NFT sales drops by 92 percent since September

Elon Musk says

The much-hyped NFT industry is facing a slump after sales prices dropped by 92 percent since September last year.

According to a report by NunFungible and the Wall Street Journal, the daily sales average this week is sitting at a low number of 19,000 compared to that of seven months ago at 225,000.

Moreover, the industry is also facing yet another slump in online search interests towards NFT, its technology and tradeable digital assets such as artworks on online ledgers crashed by an all-time low of 89 percent.

NFT prices drops despite company select support

Earlier this week on Wednesday, NFT daily sales spiked to 24,000 from 19,000. The number, however, is way less than hitting six digits.

The gaming industry, in particular, or the select few companies began to express their interests in the yet mature NFT industry. Big names gaming studios such as Konami are transforming their classic titles to NFTs, Ubisoft alongside their NFTs microtransaction, and Square Enix with select titles sold with a focus on blockchain.

Other than gaming companies, a government-backed minting company, Royal Mint, which produces coins for the United Kingdom announced last month the launch of an NFT backed directly by the UK sometime in summer this year.

“Unlike the EU and US, the UK has a small number of regulators, and central government sets the overall framework and can take decisive action,” the economic secretary John Glenn at April’s Innovate Global Finance Summit 2022 said.

“We can move very nimbly.”

In addition to this, American businessman and a prominent figure in the gaming industry Reggie Fils-Aimé is optimistic about NFTs. The former COO of Nintendo America dubbed himself, “a believer in blockchain.”

“I think it’s a really compelling technology.

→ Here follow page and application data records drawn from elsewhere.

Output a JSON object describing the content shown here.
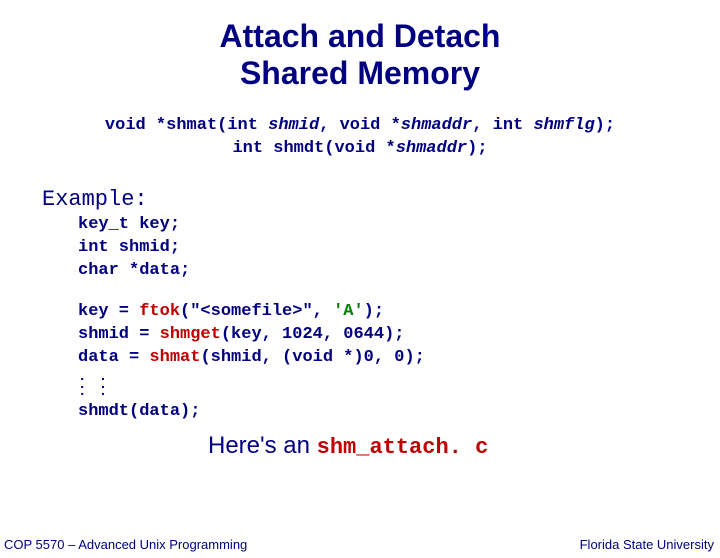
{
  "title_l1": "Attach and Detach",
  "title_l2": "Shared Memory",
  "proto1_pre": "void *shmat(int ",
  "proto1_p1": "shmid",
  "proto1_mid1": ", void *",
  "proto1_p2": "shmaddr",
  "proto1_mid2": ", int ",
  "proto1_p3": "shmflg",
  "proto1_post": ");",
  "proto2_pre": "int shmdt(void *",
  "proto2_p1": "shmaddr",
  "proto2_post": ");",
  "example_label": "Example:",
  "decl1": "key_t key;",
  "decl2": "int shmid;",
  "decl3": "char *data;",
  "l1a": "key = ",
  "l1b": "ftok",
  "l1c": "(\"<somefile>\", ",
  "l1d": "'A'",
  "l1e": ");",
  "l2a": "shmid = ",
  "l2b": "shmget",
  "l2c": "(key, 1024, 0644);",
  "l3a": "data = ",
  "l3b": "shmat",
  "l3c": "(shmid, (void *)0, 0);",
  "l4": "shmdt(data);",
  "link_pre": "Here's an ",
  "link_fn": "shm_attach. c",
  "footer_left": "COP 5570 – Advanced Unix Programming",
  "footer_right": "Florida State University"
}
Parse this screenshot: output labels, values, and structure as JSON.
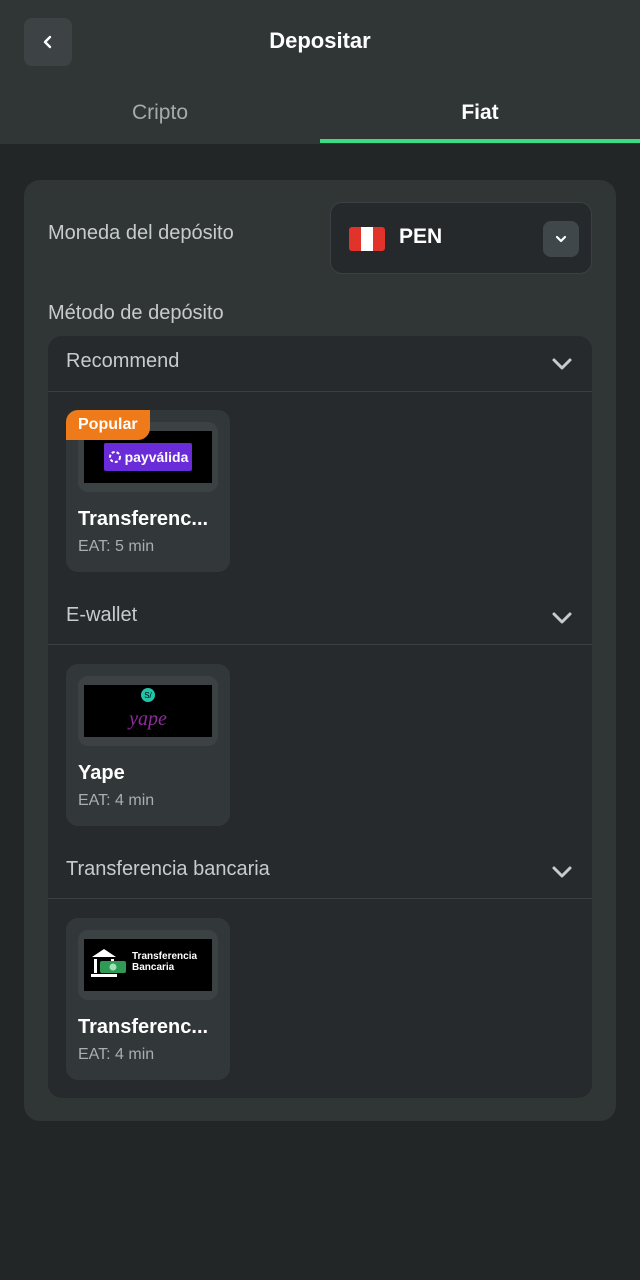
{
  "header": {
    "title": "Depositar",
    "back_icon": "chevron-left-icon"
  },
  "tabs": [
    {
      "label": "Cripto",
      "active": false
    },
    {
      "label": "Fiat",
      "active": true
    }
  ],
  "accent_color": "#3ddc84",
  "deposit_currency": {
    "label": "Moneda del depósito",
    "code": "PEN",
    "flag": "peru-flag-icon"
  },
  "deposit_method": {
    "label": "Método de depósito",
    "groups": [
      {
        "title": "Recommend",
        "methods": [
          {
            "name": "Transferencia bancaria",
            "display_name": "Transferenc...",
            "eat": "EAT: 5 min",
            "badge": "Popular",
            "logo": "payvalida-logo",
            "logo_text": "payválida"
          }
        ]
      },
      {
        "title": "E-wallet",
        "methods": [
          {
            "name": "Yape",
            "display_name": "Yape",
            "eat": "EAT: 4 min",
            "logo": "yape-logo",
            "logo_text": "yape",
            "logo_badge": "S/"
          }
        ]
      },
      {
        "title": "Transferencia bancaria",
        "methods": [
          {
            "name": "Transferencia bancaria",
            "display_name": "Transferenc...",
            "eat": "EAT: 4 min",
            "logo": "bank-transfer-logo",
            "logo_text_1": "Transferencia",
            "logo_text_2": "Bancaria"
          }
        ]
      }
    ]
  },
  "colors": {
    "popular_badge": "#ef7a1a",
    "payvalida_brand": "#6a2bd9",
    "yape_brand": "#8e2b9c"
  }
}
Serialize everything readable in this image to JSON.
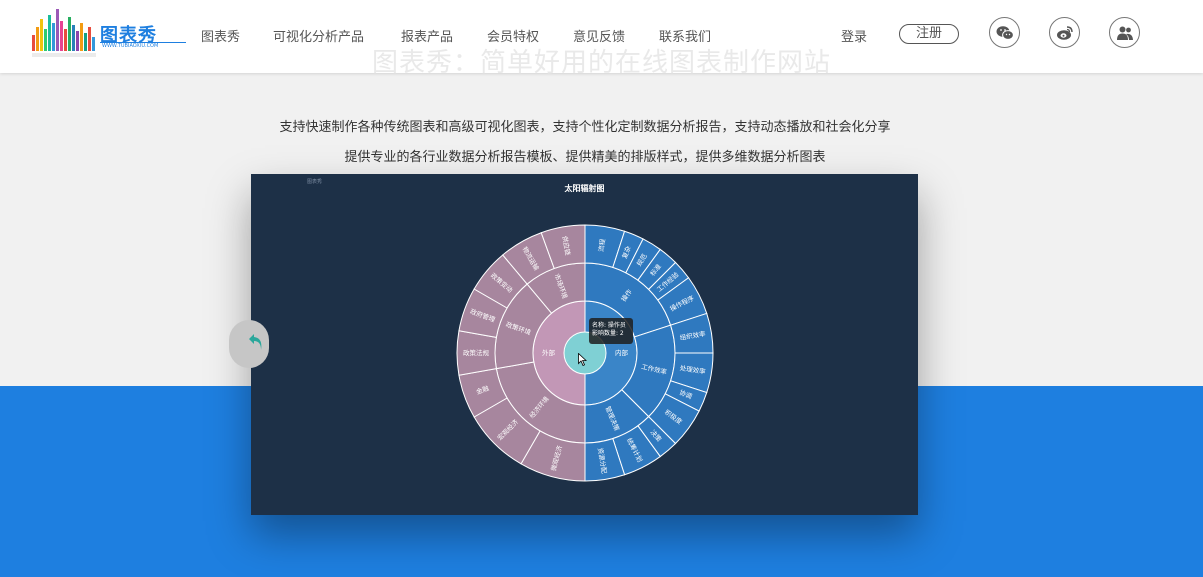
{
  "nav": {
    "logo_text": "图表秀",
    "logo_sub": "WWW.TUBIAOXIU.COM",
    "items": [
      "图表秀",
      "可视化分析产品",
      "报表产品",
      "会员特权",
      "意见反馈",
      "联系我们"
    ],
    "login": "登录",
    "register": "注册",
    "social": [
      "wechat-icon",
      "weibo-icon",
      "group-icon"
    ]
  },
  "hero": {
    "faded_title": "图表秀：简单好用的在线图表制作网站",
    "desc_1": "支持快速制作各种传统图表和高级可视化图表，支持个性化定制数据分析报告，支持动态播放和社会化分享",
    "desc_2": "提供专业的各行业数据分析报告模板、提供精美的排版样式，提供多维数据分析图表"
  },
  "chart_data": {
    "type": "sunburst",
    "title": "太阳辐射图",
    "watermark": "图表秀",
    "center": "",
    "inner": [
      {
        "name": "外部",
        "children": [
          {
            "name": "经济环境",
            "children": [
              {
                "name": "微观经济",
                "value": 3
              },
              {
                "name": "宏观经济",
                "value": 3
              },
              {
                "name": "金融",
                "value": 2
              }
            ]
          },
          {
            "name": "政策环境",
            "children": [
              {
                "name": "政策法规",
                "value": 2
              },
              {
                "name": "政府管理",
                "value": 2
              },
              {
                "name": "政策变动",
                "value": 2
              }
            ]
          },
          {
            "name": "市场环境",
            "children": [
              {
                "name": "物流运输",
                "value": 2
              },
              {
                "name": "供应链",
                "value": 2
              }
            ]
          }
        ]
      },
      {
        "name": "内部",
        "children": [
          {
            "name": "操作",
            "children": [
              {
                "name": "流程",
                "value": 2
              },
              {
                "name": "复杂",
                "value": 1
              },
              {
                "name": "规范",
                "value": 1
              },
              {
                "name": "标准",
                "value": 1
              },
              {
                "name": "工作经验",
                "value": 1
              },
              {
                "name": "操作程序",
                "value": 2
              }
            ]
          },
          {
            "name": "工作效率",
            "children": [
              {
                "name": "组织效率",
                "value": 2
              },
              {
                "name": "处理效率",
                "value": 2
              },
              {
                "name": "协调",
                "value": 1
              },
              {
                "name": "积极度",
                "value": 2
              }
            ]
          },
          {
            "name": "管理决策",
            "children": [
              {
                "name": "决策",
                "value": 1
              },
              {
                "name": "统筹计划",
                "value": 2
              },
              {
                "name": "资源分配",
                "value": 2
              }
            ]
          }
        ]
      }
    ],
    "tooltip": {
      "line1": "名称: 操作员",
      "line2": "影响数量: 2"
    },
    "colors": {
      "outer_side": "#a7869e",
      "outer_mid": "#c297b6",
      "inner_side": "#3a85c8",
      "inner_mid": "#2f79bf",
      "center": "#7fd0d4",
      "background": "#1d3047"
    }
  }
}
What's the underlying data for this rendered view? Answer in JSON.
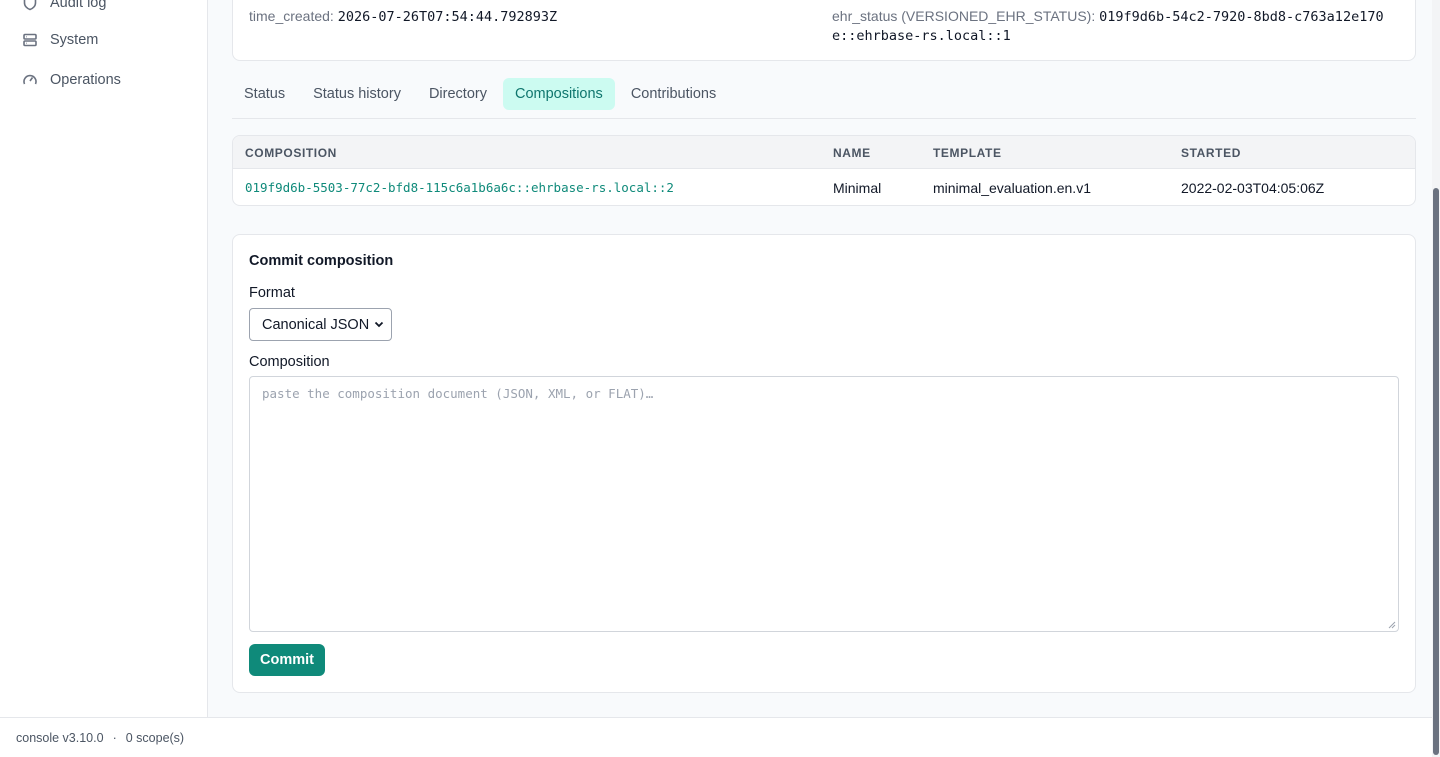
{
  "sidebar": {
    "items": [
      {
        "label": "Audit log",
        "icon": "shield-icon"
      },
      {
        "label": "System",
        "icon": "server-icon"
      },
      {
        "label": "Operations",
        "icon": "gauge-icon"
      }
    ]
  },
  "ehr_meta": {
    "time_created_key": "time_created:",
    "time_created_value": "2026-07-26T07:54:44.792893Z",
    "ehr_status_key": "ehr_status (VERSIONED_EHR_STATUS):",
    "ehr_status_value_line1": "019f9d6b-54c2-7920-8bd8-c763a12e170",
    "ehr_status_value_line2": "e::ehrbase-rs.local::1"
  },
  "tabs": [
    {
      "label": "Status",
      "active": false
    },
    {
      "label": "Status history",
      "active": false
    },
    {
      "label": "Directory",
      "active": false
    },
    {
      "label": "Compositions",
      "active": true
    },
    {
      "label": "Contributions",
      "active": false
    }
  ],
  "compositions_table": {
    "headers": [
      "COMPOSITION",
      "NAME",
      "TEMPLATE",
      "STARTED"
    ],
    "rows": [
      [
        "019f9d6b-5503-77c2-bfd8-115c6a1b6a6c::ehrbase-rs.local::2",
        "Minimal",
        "minimal_evaluation.en.v1",
        "2022-02-03T04:05:06Z"
      ]
    ]
  },
  "commit_form": {
    "title": "Commit composition",
    "format_label": "Format",
    "format_value": "Canonical JSON",
    "composition_label": "Composition",
    "composition_placeholder": "paste the composition document (JSON, XML, or FLAT)…",
    "commit_label": "Commit"
  },
  "footer": {
    "version": "console v3.10.0",
    "separator": "·",
    "scopes": "0 scope(s)"
  },
  "colors": {
    "accent": "#0f8a7a",
    "active_tab_bg": "#ccfbf1"
  }
}
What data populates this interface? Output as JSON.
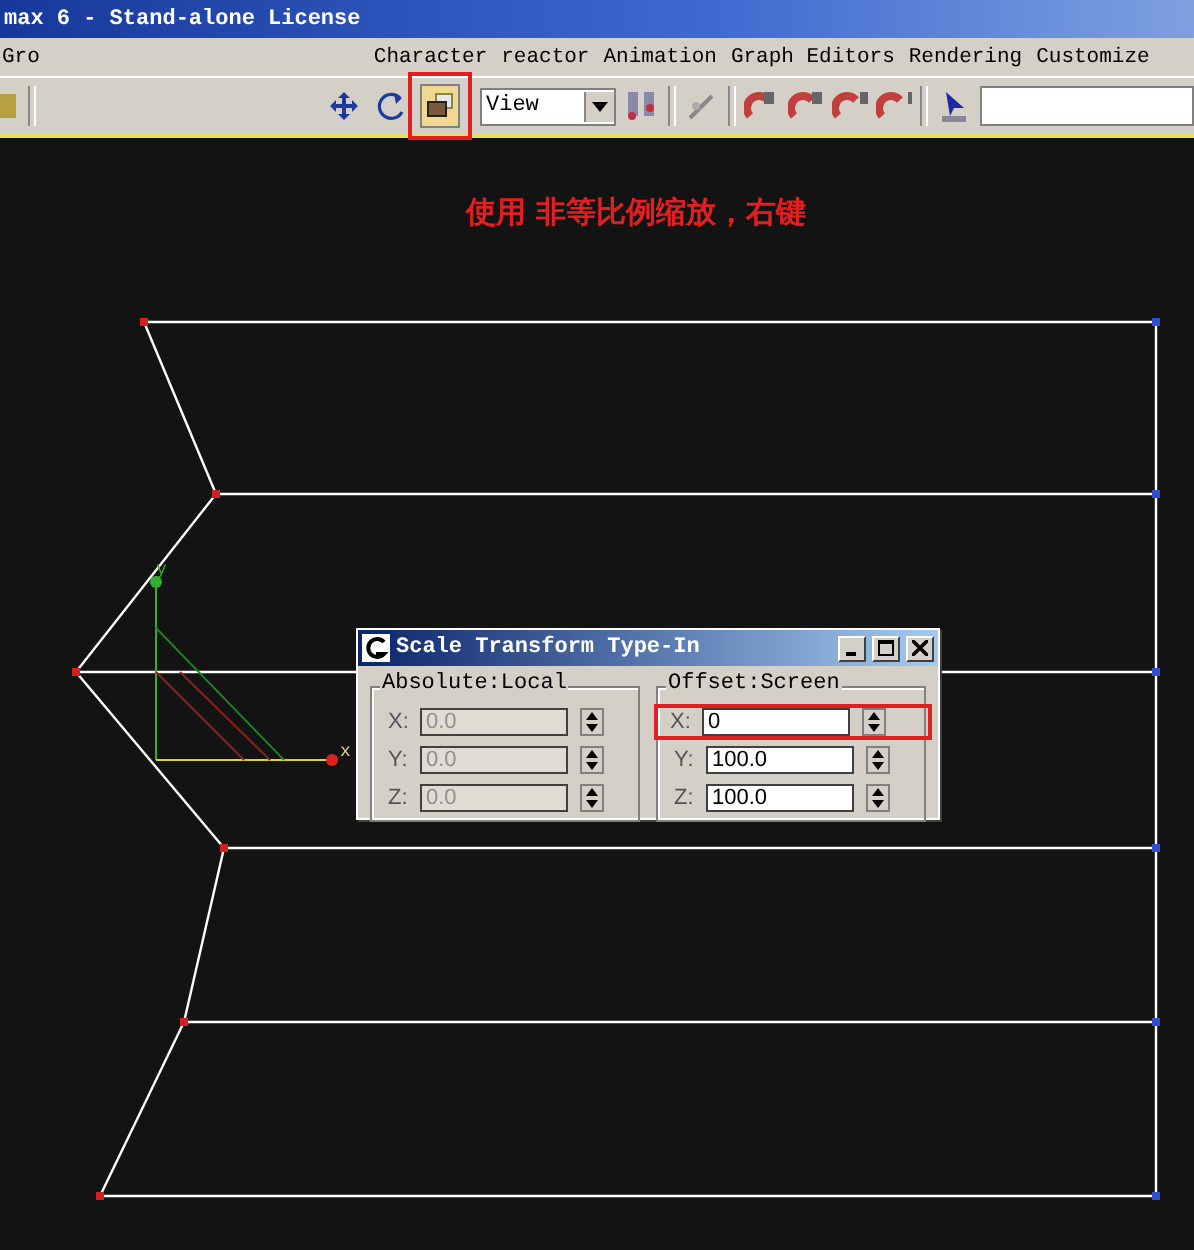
{
  "window": {
    "title": "max 6 - Stand-alone License"
  },
  "menu": [
    {
      "label": "Gro"
    },
    {
      "label": "Character"
    },
    {
      "label": "reactor"
    },
    {
      "label": "Animation"
    },
    {
      "label": "Graph Editors"
    },
    {
      "label": "Rendering"
    },
    {
      "label": "Customize"
    }
  ],
  "toolbar": {
    "tools": [
      {
        "kind": "move",
        "highlighted": false
      },
      {
        "kind": "rotate",
        "highlighted": false
      },
      {
        "kind": "scale",
        "highlighted": true
      }
    ],
    "view_dropdown": {
      "value": "View"
    }
  },
  "annotation": "使用 非等比例缩放，右键",
  "viewport": {
    "axis_labels": [
      "y",
      "x"
    ]
  },
  "dialog": {
    "title": "Scale Transform Type-In",
    "groups": [
      {
        "title": "Absolute:Local",
        "disabled": true,
        "fields": [
          {
            "axis": "X:",
            "value": "0.0",
            "highlighted": false
          },
          {
            "axis": "Y:",
            "value": "0.0",
            "highlighted": false
          },
          {
            "axis": "Z:",
            "value": "0.0",
            "highlighted": false
          }
        ]
      },
      {
        "title": "Offset:Screen",
        "disabled": false,
        "fields": [
          {
            "axis": "X:",
            "value": "0",
            "highlighted": true
          },
          {
            "axis": "Y:",
            "value": "100.0",
            "highlighted": false
          },
          {
            "axis": "Z:",
            "value": "100.0",
            "highlighted": false
          }
        ]
      }
    ]
  }
}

I’m also a believer in the concept of ‘play to own’ within video games, and I say this as a player where I may have invested 50 hours, 100 hours, or 300 hours in a game, and when I’m ready to move on to something else, wouldn’t it be great to monetize what I’ve built?”

“I bet I’d have some takers here today if I wanted to sell my Animal Crossing island from the latest Nintendo Switch version; I’d like to be able to monetize that. Blockchain technology embedded in the code would enable me to do that.” the 61-year-old said.

Despite clear and apparent support, NFTs’ downward spiral trend was fairly noticeable last year. When the first-ever tweet made by Twitter co-founder Jack Dorsey was sold at a whopping valuation of $2.9 million in March, the said item was valued way less and did not even pass $14,000 bids in an auction.

’70 percent gaming developers not interested in NFT’, survey says

However, in a survey made by the Game Developers Conference’s annual State of the Game Industry Report, 70 percent of gaming developers expressed they are “not interested” in NFTs, 21 percent said “somewhat interested” and only seven said “very interested.”

“How this hasn’t been identified as a pyramid scheme is beyond me,” a developer wrote. “These technologies are still not using sustainable energy and are a target for money laundering.”

Other developers in the survey expressed they felt uncomfortable that there is an existing market push for NFTs integration into video games. Such an idea received plain rejections from gamers in fear of it being yet another convoluted cash grab effort, similar to loot boxes and microtransaction.

“What benefit does it have putting these systems into our games? Who is using these things? It feels like a very small audience,” another developer added.